A small tribute to her similarity with Harley Quinn is made in "World's Finest", when the pairing off of Luthor and Joker as antagonists leads the two "hench-wenches" to face off, and engage in a brutal fight that goes apparently unnoticed by their employers. (They fight again when Joker shows up in Metropolis in Action Comic #765.)
Interestingly, Harley disguised herself as Charlie's limo driver in Batman: The Animated Series episode "Joker's Favor", which makes her resemble Mercy. Of course, this is four years before Mercy first appears in Superman: The Animated Series. In a similar fashion, Harley Quinn disguised herself as Mercy during the World's Finest three parter when she first encountered Lex Luthor, having knocked Mercy out earlier with a mechanized punching glove.
In the eighth season of the television series Smallville, the character named "Tess Mercer" is a fusion of the names Eve Teschmacher (from Superman: The Movie and Superman II) and Mercy. Much like Mercy, she is blindly devoted to Luthor and carries out his every command, claiming he saved her life a few years ago. In the episode "Toxic", Oliver Queen gives her the nickname "Mercy". In the final season however, it was revealed she is Lex Luthor's half-sister, Lutessa Luthor.

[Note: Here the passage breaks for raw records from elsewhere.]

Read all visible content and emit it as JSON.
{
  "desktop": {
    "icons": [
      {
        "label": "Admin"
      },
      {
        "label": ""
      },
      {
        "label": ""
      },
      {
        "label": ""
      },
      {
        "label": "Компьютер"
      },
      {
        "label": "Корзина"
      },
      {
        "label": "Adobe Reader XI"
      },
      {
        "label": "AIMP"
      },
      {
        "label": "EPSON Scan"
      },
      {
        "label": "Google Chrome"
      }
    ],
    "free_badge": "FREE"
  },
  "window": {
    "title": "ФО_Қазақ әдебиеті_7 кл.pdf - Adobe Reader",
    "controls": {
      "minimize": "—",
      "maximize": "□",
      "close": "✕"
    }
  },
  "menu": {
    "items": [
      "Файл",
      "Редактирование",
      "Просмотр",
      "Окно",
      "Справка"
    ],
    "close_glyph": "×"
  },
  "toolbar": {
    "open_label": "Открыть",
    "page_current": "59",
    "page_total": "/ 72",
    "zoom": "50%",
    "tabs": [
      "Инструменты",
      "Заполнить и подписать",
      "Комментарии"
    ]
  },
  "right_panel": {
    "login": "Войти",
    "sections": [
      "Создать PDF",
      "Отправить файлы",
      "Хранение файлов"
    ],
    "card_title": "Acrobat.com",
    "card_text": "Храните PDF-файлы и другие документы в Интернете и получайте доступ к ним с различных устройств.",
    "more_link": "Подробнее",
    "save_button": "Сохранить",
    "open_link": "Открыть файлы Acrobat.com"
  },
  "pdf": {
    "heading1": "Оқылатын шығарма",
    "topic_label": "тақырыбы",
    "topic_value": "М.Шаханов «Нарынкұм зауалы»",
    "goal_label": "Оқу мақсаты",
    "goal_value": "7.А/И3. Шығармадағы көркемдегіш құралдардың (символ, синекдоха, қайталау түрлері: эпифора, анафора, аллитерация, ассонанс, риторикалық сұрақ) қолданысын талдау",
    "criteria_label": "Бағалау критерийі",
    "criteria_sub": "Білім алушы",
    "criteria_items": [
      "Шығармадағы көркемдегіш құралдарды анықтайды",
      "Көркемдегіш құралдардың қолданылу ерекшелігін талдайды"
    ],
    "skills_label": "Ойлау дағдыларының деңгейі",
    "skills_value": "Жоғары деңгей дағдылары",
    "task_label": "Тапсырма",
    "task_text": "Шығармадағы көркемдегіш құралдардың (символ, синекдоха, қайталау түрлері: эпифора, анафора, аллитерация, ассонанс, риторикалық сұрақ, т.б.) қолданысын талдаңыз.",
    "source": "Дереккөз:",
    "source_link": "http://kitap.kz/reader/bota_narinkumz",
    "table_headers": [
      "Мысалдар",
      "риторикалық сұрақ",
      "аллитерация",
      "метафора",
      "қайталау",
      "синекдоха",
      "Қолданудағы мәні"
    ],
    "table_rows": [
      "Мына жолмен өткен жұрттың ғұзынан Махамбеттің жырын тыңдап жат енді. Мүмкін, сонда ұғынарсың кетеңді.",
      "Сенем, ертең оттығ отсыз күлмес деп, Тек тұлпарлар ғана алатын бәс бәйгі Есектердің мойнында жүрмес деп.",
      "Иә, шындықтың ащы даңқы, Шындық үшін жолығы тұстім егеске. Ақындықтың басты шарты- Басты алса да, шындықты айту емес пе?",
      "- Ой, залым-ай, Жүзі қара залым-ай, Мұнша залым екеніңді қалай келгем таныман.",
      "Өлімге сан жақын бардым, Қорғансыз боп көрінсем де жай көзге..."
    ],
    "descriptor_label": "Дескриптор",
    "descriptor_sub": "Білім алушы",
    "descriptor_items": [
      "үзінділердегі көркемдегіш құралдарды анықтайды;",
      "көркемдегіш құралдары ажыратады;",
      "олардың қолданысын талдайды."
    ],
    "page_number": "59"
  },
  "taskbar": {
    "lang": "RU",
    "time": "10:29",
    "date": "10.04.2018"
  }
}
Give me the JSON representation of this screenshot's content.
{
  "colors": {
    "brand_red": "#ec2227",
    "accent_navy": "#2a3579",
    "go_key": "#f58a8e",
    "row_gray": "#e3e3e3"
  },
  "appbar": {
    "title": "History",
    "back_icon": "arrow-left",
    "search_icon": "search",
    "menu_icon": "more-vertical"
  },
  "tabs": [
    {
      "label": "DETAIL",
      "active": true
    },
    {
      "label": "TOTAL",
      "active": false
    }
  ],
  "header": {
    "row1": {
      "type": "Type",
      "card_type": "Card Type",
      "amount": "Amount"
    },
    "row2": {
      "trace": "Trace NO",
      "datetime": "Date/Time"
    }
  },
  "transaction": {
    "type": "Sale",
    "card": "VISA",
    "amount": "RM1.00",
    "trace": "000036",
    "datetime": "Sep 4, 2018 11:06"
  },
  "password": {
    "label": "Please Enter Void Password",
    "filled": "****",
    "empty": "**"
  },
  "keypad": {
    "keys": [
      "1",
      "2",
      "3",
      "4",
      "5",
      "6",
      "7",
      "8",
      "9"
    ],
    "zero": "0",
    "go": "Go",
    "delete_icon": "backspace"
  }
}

- "A Little Piece of Home"
- "Stolen Memories" (Cameo)
- "The Main Man, Part I" (Cameo)
- "My Girl
- "Blasts From the Past, Part I" (Cameo)
- "Livewire" (Cameo)
- "Identity Crisis
- "Solar Power" (Cameo)
- "Brave New Metropolis" (alternate universe)
- "Ghost in the Machine"
- "World's Finest"
- "Apokolips... Now!, Part II" (Cameo)
- "A Fish Story" (Cameo)
- "Legacy, Part I"
- ↑ Bader, Hilary J. (writer) & Tomonaga, Kazuhide (director) (September 14, 1996). "A Little Piece of Home". Superman: The Animated Series. Season 1. Episode 5 (airdate). Episode 5 (production). Kids WB!.
- ↑ 2.0 2.1 Dyer, Sarah (writer) & Aoyama, Hiroyuki (director) (September 29, 1997). "Ghost in the Machine". Superman: The Animated Series. Season 2. Episode 14 (airdate). Episode 15 (production). Kids WB!.
- ↑ Bader, Hilary J. (writer) & Yano, Yuichiro (director) (November 23, 1996). "My Girl". Superman: The Animated Series. Season 1. Episode 11 (airdate). Episode 10 (production). Kids WB!..
- ↑ 4.0 4.1 Berkowitz, Stan (writer) & Riba, Dan (director) (October 4, 2003). "Tabula Rasa, Part I". Justice League. Season 2. Episode 3 (airdate). Episode 29 (production). Cartoon Network.
- ↑ McDuffie, Dwayne (story) & DeMatteis, J.M. (teleplay) & Riba, Dan (director) (June 11, 2005). "Clash". Justice League Unlimited. Season 1. Episode 20 (airdate). Episode 20 (production). Cartoon Network.
- ↑ http://www.comicbookresources.com/?page=article&id=17502